In the church we have the most vibrant and wonderful organization, bringing to all of us the love of God and the atonement of Christ, and bringing to all the world enormous humanitarian kindness. I hope that no one will throw all that away upon discovering – wonder of wonders – that some church leaders, past or present, have not been perfect.
From my reading of hundreds of biographies, I can declare that history is full of great souls with awful flaws who nevertheless changed the world.
And so as we approach General Conference I hope that we will be humble and teachable and prayerful. It is possible that from time to time we may hear impassioned opinions about hermaphrodite pantaloons or Spanish bits and bridles, or hear ill chosen words that the speaker himself may later wish he hadn’t said.
But as long as the body of the church has the Holy Ghost, as emphasized by President J. Reuben Clark and recently repeated by Elder Christopherson, we will not be misled.

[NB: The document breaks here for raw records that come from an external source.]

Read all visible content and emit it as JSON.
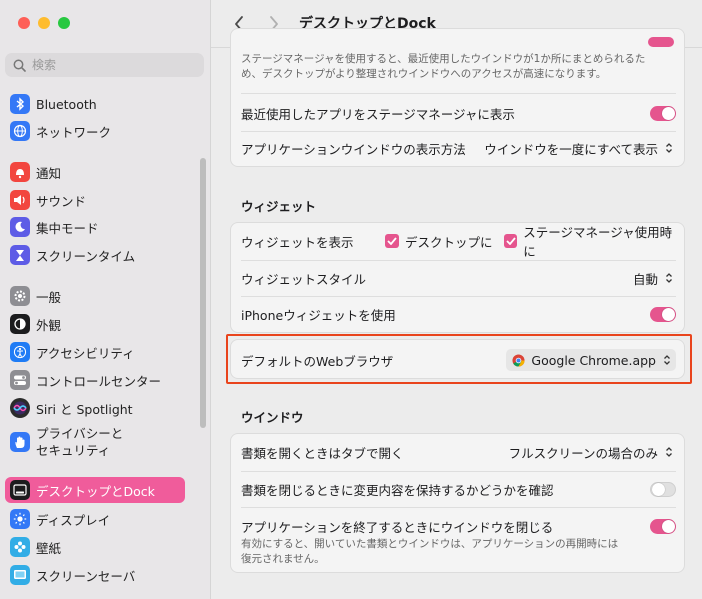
{
  "window": {
    "title": "デスクトップとDock"
  },
  "sidebar": {
    "search_placeholder": "検索",
    "items": [
      {
        "label": "Bluetooth",
        "icon": "bluetooth-icon",
        "color": "#3478f6"
      },
      {
        "label": "ネットワーク",
        "icon": "globe-icon",
        "color": "#3478f6"
      },
      {
        "label": "通知",
        "icon": "bell-icon",
        "color": "#f2463f"
      },
      {
        "label": "サウンド",
        "icon": "speaker-icon",
        "color": "#f2463f"
      },
      {
        "label": "集中モード",
        "icon": "moon-icon",
        "color": "#5e5ce6"
      },
      {
        "label": "スクリーンタイム",
        "icon": "hourglass-icon",
        "color": "#5e5ce6"
      },
      {
        "label": "一般",
        "icon": "gear-icon",
        "color": "#8e8e93"
      },
      {
        "label": "外観",
        "icon": "appearance-icon",
        "color": "#1c1c1e"
      },
      {
        "label": "アクセシビリティ",
        "icon": "accessibility-icon",
        "color": "#1f7cf5"
      },
      {
        "label": "コントロールセンター",
        "icon": "toggles-icon",
        "color": "#8e8e93"
      },
      {
        "label": "Siri と Spotlight",
        "icon": "siri-icon",
        "color": "#2b2b2b"
      },
      {
        "label": "プライバシーと\nセキュリティ",
        "icon": "hand-icon",
        "color": "#3478f6"
      },
      {
        "label": "デスクトップとDock",
        "icon": "dock-icon",
        "color": "#1c1c1e",
        "active": true
      },
      {
        "label": "ディスプレイ",
        "icon": "sun-icon",
        "color": "#3478f6"
      },
      {
        "label": "壁紙",
        "icon": "flower-icon",
        "color": "#32ade6"
      },
      {
        "label": "スクリーンセーバ",
        "icon": "screensaver-icon",
        "color": "#32ade6"
      }
    ]
  },
  "main": {
    "stage_manager_desc": "ステージマネージャを使用すると、最近使用したウインドウが1か所にまとめられるため、デスクトップがより整理されウインドウへのアクセスが高速になります。",
    "recent_apps_label": "最近使用したアプリをステージマネージャに表示",
    "app_windows_label": "アプリケーションウインドウの表示方法",
    "app_windows_value": "ウインドウを一度にすべて表示",
    "widgets_section": "ウィジェット",
    "show_widgets_label": "ウィジェットを表示",
    "show_widgets_desktop": "デスクトップに",
    "show_widgets_stage": "ステージマネージャ使用時に",
    "widget_style_label": "ウィジェットスタイル",
    "widget_style_value": "自動",
    "iphone_widgets_label": "iPhoneウィジェットを使用",
    "default_browser_label": "デフォルトのWebブラウザ",
    "default_browser_value": "Google Chrome.app",
    "windows_section": "ウインドウ",
    "prefer_tabs_label": "書類を開くときはタブで開く",
    "prefer_tabs_value": "フルスクリーンの場合のみ",
    "ask_keep_changes_label": "書類を閉じるときに変更内容を保持するかどうかを確認",
    "close_windows_label": "アプリケーションを終了するときにウインドウを閉じる",
    "close_windows_desc": "有効にすると、開いていた書類とウインドウは、アプリケーションの再開時には復元されません。"
  },
  "colors": {
    "accent": "#e5558e",
    "sidebar_active": "#f05c9b",
    "highlight_border": "#e9441c"
  }
}
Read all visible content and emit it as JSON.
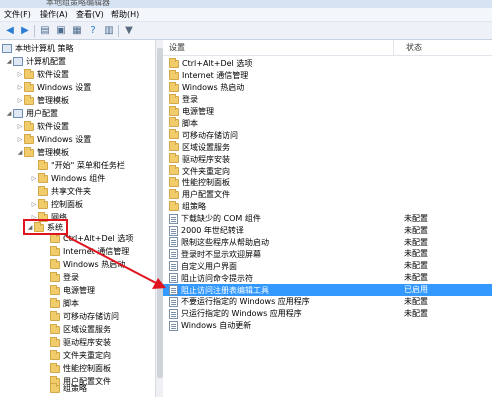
{
  "window": {
    "title": "本地组策略编辑器"
  },
  "menu": [
    "文件(F)",
    "操作(A)",
    "查看(V)",
    "帮助(H)"
  ],
  "toolbar": {
    "back_icon": "back-arrow-icon",
    "forward_icon": "forward-arrow-icon",
    "filter_icon": "filter-icon"
  },
  "tree": {
    "root": "本地计算机 策略",
    "computer_config": "计算机配置",
    "software_settings_1": "软件设置",
    "windows_settings_1": "Windows 设置",
    "admin_templates_1": "管理模板",
    "user_config": "用户配置",
    "software_settings_2": "软件设置",
    "windows_settings_2": "Windows 设置",
    "admin_templates_2": "管理模板",
    "start_menu": "\"开始\" 菜单和任务栏",
    "windows_components": "Windows 组件",
    "shared_folders": "共享文件夹",
    "control_panel": "控制面板",
    "network": "网络",
    "system": "系统",
    "sys_children": [
      "Ctrl+Alt+Del 选项",
      "Internet 通信管理",
      "Windows 热启动",
      "登录",
      "电源管理",
      "脚本",
      "可移动存储访问",
      "区域设置服务",
      "驱动程序安装",
      "文件夹重定向",
      "性能控制面板",
      "用户配置文件",
      "组策略"
    ]
  },
  "list": {
    "col_setting": "设置",
    "col_status": "状态",
    "folders": [
      "Ctrl+Alt+Del 选项",
      "Internet 通信管理",
      "Windows 热启动",
      "登录",
      "电源管理",
      "脚本",
      "可移动存储访问",
      "区域设置服务",
      "驱动程序安装",
      "文件夹重定向",
      "性能控制面板",
      "用户配置文件",
      "组策略"
    ],
    "policies": [
      {
        "name": "下载缺少的 COM 组件",
        "status": "未配置"
      },
      {
        "name": "2000 年世纪转译",
        "status": "未配置"
      },
      {
        "name": "限制这些程序从帮助启动",
        "status": "未配置"
      },
      {
        "name": "登录时不显示欢迎屏幕",
        "status": "未配置"
      },
      {
        "name": "自定义用户界面",
        "status": "未配置"
      },
      {
        "name": "阻止访问命令提示符",
        "status": "未配置"
      },
      {
        "name": "阻止访问注册表编辑工具",
        "status": "已启用"
      },
      {
        "name": "不要运行指定的 Windows 应用程序",
        "status": "未配置"
      },
      {
        "name": "只运行指定的 Windows 应用程序",
        "status": "未配置"
      },
      {
        "name": "Windows 自动更新",
        "status": ""
      }
    ]
  },
  "colors": {
    "selection": "#3399ff",
    "highlight_box": "#e0141e",
    "arrow": "#e0141e"
  }
}
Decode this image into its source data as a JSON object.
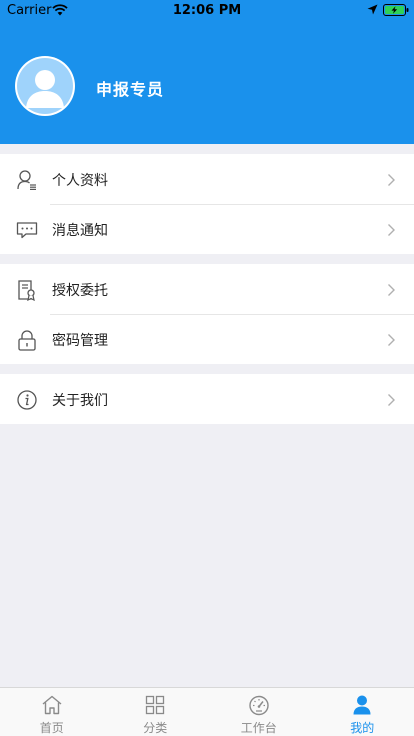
{
  "status_bar": {
    "carrier": "Carrier",
    "time": "12:06 PM"
  },
  "profile": {
    "name": "申报专员"
  },
  "menu": {
    "group1": [
      {
        "label": "个人资料",
        "icon": "user-profile-icon"
      },
      {
        "label": "消息通知",
        "icon": "message-icon"
      }
    ],
    "group2": [
      {
        "label": "授权委托",
        "icon": "authorization-document-icon"
      },
      {
        "label": "密码管理",
        "icon": "lock-icon"
      }
    ],
    "group3": [
      {
        "label": "关于我们",
        "icon": "info-icon"
      }
    ]
  },
  "tabs": [
    {
      "label": "首页",
      "icon": "home-icon",
      "active": false
    },
    {
      "label": "分类",
      "icon": "grid-icon",
      "active": false
    },
    {
      "label": "工作台",
      "icon": "dashboard-gauge-icon",
      "active": false
    },
    {
      "label": "我的",
      "icon": "person-icon",
      "active": true
    }
  ],
  "colors": {
    "accent": "#1a91ec",
    "background": "#efeff4",
    "text": "#222222",
    "inactive": "#8a8a8a"
  }
}
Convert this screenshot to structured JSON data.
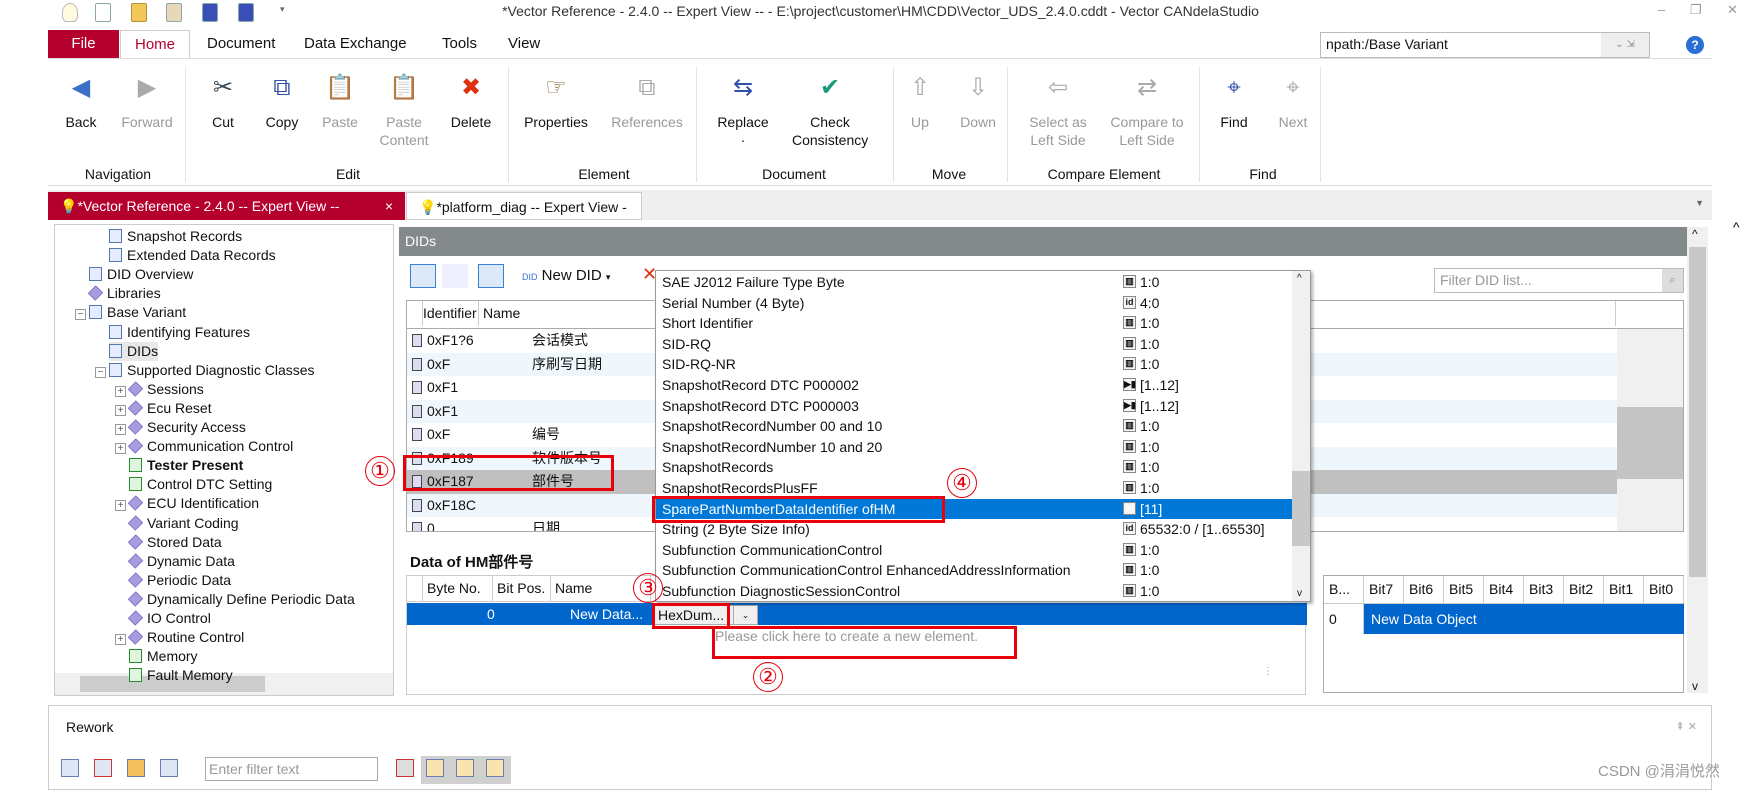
{
  "window": {
    "title": "*Vector Reference - 2.4.0 -- Expert View -- - E:\\project\\customer\\HM\\CDD\\Vector_UDS_2.4.0.cddt - Vector CANdelaStudio",
    "minimize": "–",
    "restore": "❐",
    "close": "✕"
  },
  "ribbon_tabs": [
    "File",
    "Home",
    "Document",
    "Data Exchange",
    "Tools",
    "View"
  ],
  "npath": {
    "value": "npath:/Base Variant",
    "arrows": "⌄ ⇲",
    "help": "?"
  },
  "ribbon": {
    "buttons": [
      {
        "label": "Back",
        "icon": "back-arrow-icon",
        "glyph": "◀",
        "enabled": true,
        "color": "#3b6fc7"
      },
      {
        "label": "Forward",
        "icon": "forward-arrow-icon",
        "glyph": "▶",
        "enabled": false,
        "color": "#aaaaaa"
      },
      {
        "label": "Cut",
        "icon": "scissors-icon",
        "glyph": "✂",
        "enabled": true,
        "color": "#345"
      },
      {
        "label": "Copy",
        "icon": "copy-icon",
        "glyph": "⧉",
        "enabled": true,
        "color": "#2f4fa8"
      },
      {
        "label": "Paste",
        "icon": "paste-icon",
        "glyph": "📋",
        "enabled": false,
        "color": "#aaaaaa"
      },
      {
        "label": "Paste\nContent",
        "icon": "paste-content-icon",
        "glyph": "📋",
        "enabled": false,
        "color": "#aaaaaa"
      },
      {
        "label": "Delete",
        "icon": "delete-x-icon",
        "glyph": "✖",
        "enabled": true,
        "color": "#e03010"
      },
      {
        "label": "Properties",
        "icon": "pointing-hand-icon",
        "glyph": "☞",
        "enabled": true,
        "color": "#8a6a3a"
      },
      {
        "label": "References",
        "icon": "references-icon",
        "glyph": "⧉",
        "enabled": false,
        "color": "#aaaaaa"
      },
      {
        "label": "Replace\n·",
        "icon": "replace-icon",
        "glyph": "⇆",
        "enabled": true,
        "color": "#2f4fa8"
      },
      {
        "label": "Check\nConsistency",
        "icon": "lightbulb-check-icon",
        "glyph": "✔",
        "enabled": true,
        "color": "#1a9a7a"
      },
      {
        "label": "Up",
        "icon": "up-arrow-icon",
        "glyph": "⇧",
        "enabled": false,
        "color": "#aaaaaa"
      },
      {
        "label": "Down",
        "icon": "down-arrow-icon",
        "glyph": "⇩",
        "enabled": false,
        "color": "#aaaaaa"
      },
      {
        "label": "Select as\nLeft Side",
        "icon": "select-left-icon",
        "glyph": "⇦",
        "enabled": false,
        "color": "#aaaaaa"
      },
      {
        "label": "Compare to\nLeft Side",
        "icon": "compare-icon",
        "glyph": "⇄",
        "enabled": false,
        "color": "#aaaaaa"
      },
      {
        "label": "Find",
        "icon": "binoculars-icon",
        "glyph": "⌖",
        "enabled": true,
        "color": "#2f4fa8"
      },
      {
        "label": "Next",
        "icon": "find-next-icon",
        "glyph": "⌖",
        "enabled": false,
        "color": "#aaaaaa"
      }
    ],
    "groups": [
      "Navigation",
      "Edit",
      "Element",
      "Document",
      "Move",
      "Compare Element",
      "Find"
    ],
    "collapse": "^"
  },
  "doc_tabs": [
    {
      "label": "*Vector Reference - 2.4.0 -- Expert View --",
      "close": "×",
      "active": true
    },
    {
      "label": "*platform_diag -- Expert View --",
      "active": false
    }
  ],
  "tree": [
    {
      "label": "Snapshot Records",
      "level": 2,
      "icon": "doc"
    },
    {
      "label": "Extended Data Records",
      "level": 2,
      "icon": "doc"
    },
    {
      "label": "DID Overview",
      "level": 1,
      "icon": "doc"
    },
    {
      "label": "Libraries",
      "level": 1,
      "icon": "book"
    },
    {
      "label": "Base Variant",
      "level": 1,
      "icon": "doc",
      "exp": "−"
    },
    {
      "label": "Identifying Features",
      "level": 2,
      "icon": "doc"
    },
    {
      "label": "DIDs",
      "level": 2,
      "icon": "doc",
      "selected": true
    },
    {
      "label": "Supported Diagnostic Classes",
      "level": 2,
      "icon": "doc",
      "exp": "−"
    },
    {
      "label": "Sessions",
      "level": 3,
      "icon": "book",
      "exp": "+"
    },
    {
      "label": "Ecu Reset",
      "level": 3,
      "icon": "book",
      "exp": "+"
    },
    {
      "label": "Security Access",
      "level": 3,
      "icon": "book",
      "exp": "+"
    },
    {
      "label": "Communication Control",
      "level": 3,
      "icon": "book",
      "exp": "+"
    },
    {
      "label": "Tester Present",
      "level": 3,
      "icon": "grn",
      "bold": true
    },
    {
      "label": "Control DTC Setting",
      "level": 3,
      "icon": "grn"
    },
    {
      "label": "ECU Identification",
      "level": 3,
      "icon": "book",
      "exp": "+"
    },
    {
      "label": "Variant Coding",
      "level": 3,
      "icon": "book"
    },
    {
      "label": "Stored Data",
      "level": 3,
      "icon": "book"
    },
    {
      "label": "Dynamic Data",
      "level": 3,
      "icon": "book"
    },
    {
      "label": "Periodic Data",
      "level": 3,
      "icon": "book"
    },
    {
      "label": "Dynamically Define Periodic Data",
      "level": 3,
      "icon": "book"
    },
    {
      "label": "IO Control",
      "level": 3,
      "icon": "book"
    },
    {
      "label": "Routine Control",
      "level": 3,
      "icon": "book",
      "exp": "+"
    },
    {
      "label": "Memory",
      "level": 3,
      "icon": "grn"
    },
    {
      "label": "Fault Memory",
      "level": 3,
      "icon": "grn"
    }
  ],
  "dids": {
    "header": "DIDs",
    "new_did": "New DID",
    "filter_placeholder": "Filter DID list...",
    "columns": [
      "Identifier",
      "Name"
    ],
    "rows": [
      {
        "id": "0xF1?6",
        "name": "会话模式"
      },
      {
        "id": "0xF",
        "name": "序刷写日期"
      },
      {
        "id": "0xF1",
        "name": ""
      },
      {
        "id": "0xF1",
        "name": ""
      },
      {
        "id": "0xF",
        "name": "编号"
      },
      {
        "id": "0xF189",
        "name": "软件版本号"
      },
      {
        "id": "0xF187",
        "name": "部件号",
        "selected": true
      },
      {
        "id": "0xF18C",
        "name": ""
      },
      {
        "id": "0",
        "name": "日期"
      }
    ]
  },
  "data_of": {
    "title": "Data of HM部件号",
    "columns": [
      "Byte No.",
      "Bit Pos.",
      "Name"
    ],
    "row": {
      "byte": "0",
      "name": "New Data...",
      "type": "HexDum..."
    },
    "placeholder": "Please click here to create a new element."
  },
  "bit_table": {
    "columns": [
      "B...",
      "Bit7",
      "Bit6",
      "Bit5",
      "Bit4",
      "Bit3",
      "Bit2",
      "Bit1",
      "Bit0"
    ],
    "row": {
      "byte": "0",
      "label": "New Data Object"
    }
  },
  "popup_items": [
    {
      "name": "SAE J2012 Failure Type Byte",
      "type": "table",
      "value": "1:0"
    },
    {
      "name": "Serial Number (4 Byte)",
      "type": "id",
      "value": "4:0"
    },
    {
      "name": "Short Identifier",
      "type": "table",
      "value": "1:0"
    },
    {
      "name": "SID-RQ",
      "type": "table",
      "value": "1:0"
    },
    {
      "name": "SID-RQ-NR",
      "type": "table",
      "value": "1:0"
    },
    {
      "name": "SnapshotRecord DTC P000002",
      "type": "struct",
      "value": "[1..12]"
    },
    {
      "name": "SnapshotRecord DTC P000003",
      "type": "struct",
      "value": "[1..12]"
    },
    {
      "name": "SnapshotRecordNumber 00 and 10",
      "type": "table",
      "value": "1:0"
    },
    {
      "name": "SnapshotRecordNumber 10 and 20",
      "type": "table",
      "value": "1:0"
    },
    {
      "name": "SnapshotRecords",
      "type": "table",
      "value": "1:0"
    },
    {
      "name": "SnapshotRecordsPlusFF",
      "type": "table",
      "value": "1:0"
    },
    {
      "name": "SparePartNumberDataIdentifier ofHM",
      "type": "id",
      "value": "[11]",
      "selected": true
    },
    {
      "name": "String (2 Byte Size Info)",
      "type": "id",
      "value": "65532:0 / [1..65530]"
    },
    {
      "name": "Subfunction CommunicationControl",
      "type": "table",
      "value": "1:0"
    },
    {
      "name": "Subfunction CommunicationControl EnhancedAddressInformation",
      "type": "table",
      "value": "1:0"
    },
    {
      "name": "Subfunction DiagnosticSessionControl",
      "type": "table",
      "value": "1:0"
    }
  ],
  "annotations": [
    "①",
    "②",
    "③",
    "④"
  ],
  "rework": {
    "title": "Rework",
    "filter_placeholder": "Enter filter text",
    "pin": "⇞ ✕"
  },
  "watermark": "CSDN @涓涓悦然",
  "colors": {
    "brand": "#b5002e",
    "selection": "#0078d7",
    "annotation": "#e8000b"
  }
}
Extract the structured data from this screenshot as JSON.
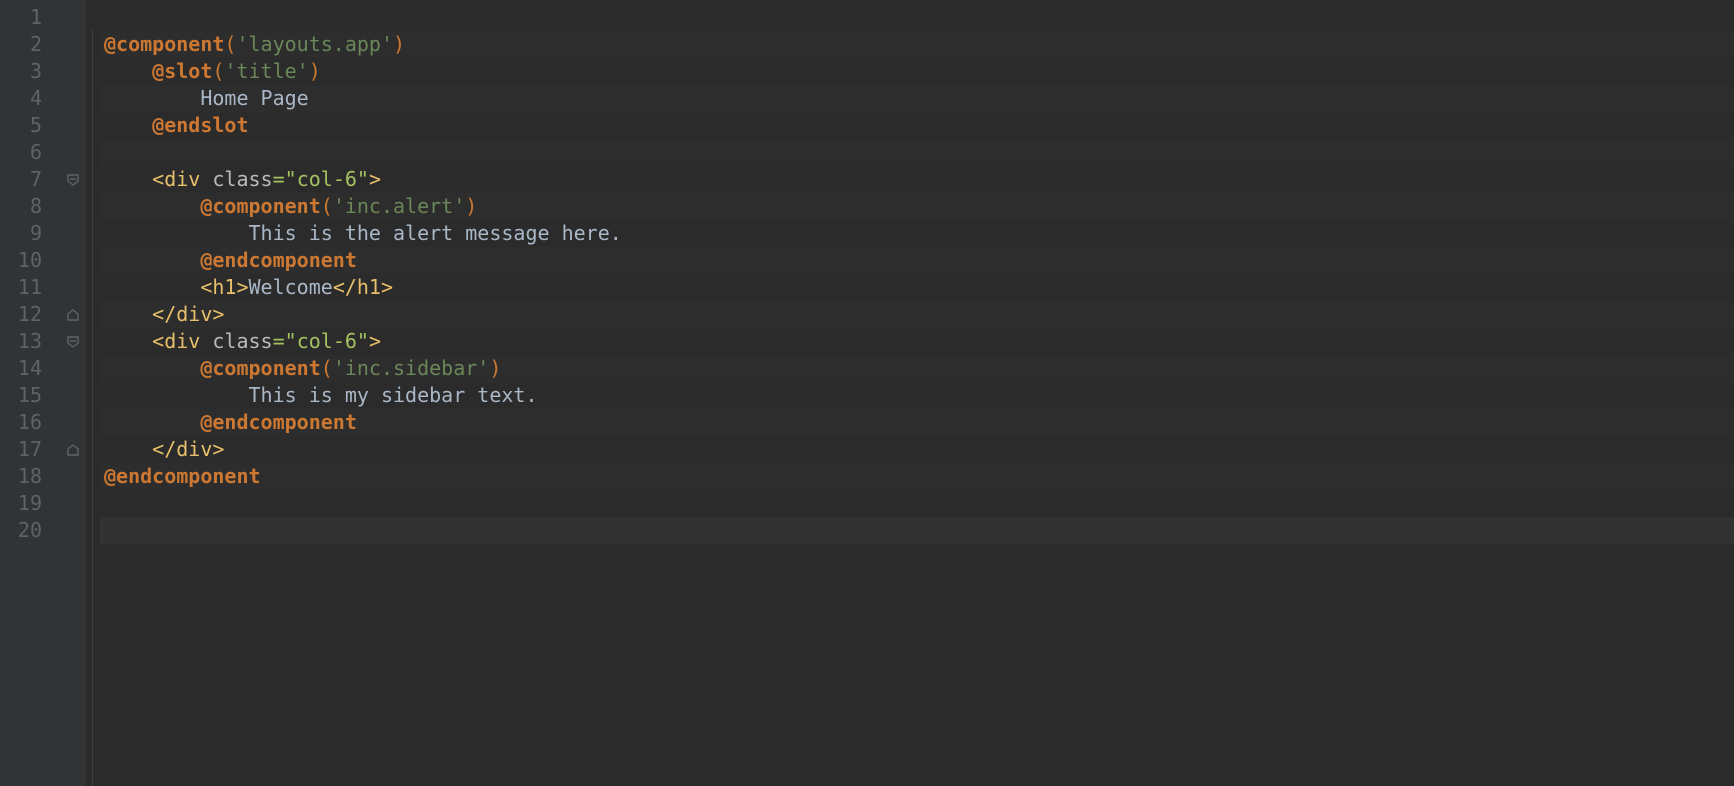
{
  "lineNumbers": [
    "1",
    "2",
    "3",
    "4",
    "5",
    "6",
    "7",
    "8",
    "9",
    "10",
    "11",
    "12",
    "13",
    "14",
    "15",
    "16",
    "17",
    "18",
    "19",
    "20"
  ],
  "fold": {
    "open": {
      "7": true,
      "13": true
    },
    "close": {
      "12": true,
      "17": true
    }
  },
  "tokens": {
    "l2": {
      "dir": "@component",
      "p1": "(",
      "str": "'layouts.app'",
      "p2": ")"
    },
    "l3": {
      "dir": "@slot",
      "p1": "(",
      "str": "'title'",
      "p2": ")"
    },
    "l4": {
      "text": "Home Page"
    },
    "l5": {
      "dir": "@endslot"
    },
    "l7": {
      "open": "<div ",
      "attr": "class",
      "eq": "=",
      "val": "\"col-6\"",
      "close": ">"
    },
    "l8": {
      "dir": "@component",
      "p1": "(",
      "str": "'inc.alert'",
      "p2": ")"
    },
    "l9": {
      "text": "This is the alert message here."
    },
    "l10": {
      "dir": "@endcomponent"
    },
    "l11": {
      "open": "<h1>",
      "text": "Welcome",
      "close": "</h1>"
    },
    "l12": {
      "close": "</div>"
    },
    "l13": {
      "open": "<div ",
      "attr": "class",
      "eq": "=",
      "val": "\"col-6\"",
      "close": ">"
    },
    "l14": {
      "dir": "@component",
      "p1": "(",
      "str": "'inc.sidebar'",
      "p2": ")"
    },
    "l15": {
      "text": "This is my sidebar text."
    },
    "l16": {
      "dir": "@endcomponent"
    },
    "l17": {
      "close": "</div>"
    },
    "l18": {
      "dir": "@endcomponent"
    }
  },
  "indent": {
    "unit": "    ",
    "l2": 0,
    "l3": 1,
    "l4": 2,
    "l5": 1,
    "l7": 1,
    "l8": 2,
    "l9": 3,
    "l10": 2,
    "l11": 2,
    "l12": 1,
    "l13": 1,
    "l14": 2,
    "l15": 3,
    "l16": 2,
    "l17": 1,
    "l18": 0
  }
}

Although the apostle Paul sometimes had opinions that were “not of the Lord” (see Doctrine and Covenants 74:5) and Brigham Young taught some doctrines that were not of God (such as the Adam-God theory), so long as the body of the church has the Spirit of God, such opinions and doctrines will pass away, while the rock foundation of the church remains. So long as we “prove all things, and hold fast that which is true” (as admonished by Paul), and “reason together” (as instructed by Isaiah), we can keep all that is dear in our beloved church.
And we can also keep our iPads.
And even ride with Spanish bits and bridles.
1. Defenders of Thomas B. Marsh argue, almost in unison, that the cream story never happened, and that Marsh has been unjustly and repeatedly defamed. They claim that the incident is not documented in the contemporaneous minutes of church council meetings, and that no one even spoke of it until two decades later when apostle George A. Smith described it in a conference address. But Marsh defenders repeatedly overlook the best evidence of all – the letter written by Marsh himself to church leaders when he asked to be re-baptized. In that letter he explains that he had traveled to Nebraska and had made peace with the Harris’s, and had felt great joy and relief in their forgiveness. That he felt the need to explain the Harris reconciliation to high ranking church leaders reveals that he knew they were aware of the earlier quarrel and that it had played a significant role in his apostasy. That after 19 years he felt the need to personally meet and make peace with the Harris’s reveals that the matter had troubled him to the core. Although he never mentions “cream” or “milk” in his letter, that omission itself suggests that he knew those reading his letter would know exactly what he was talking about without further explanation.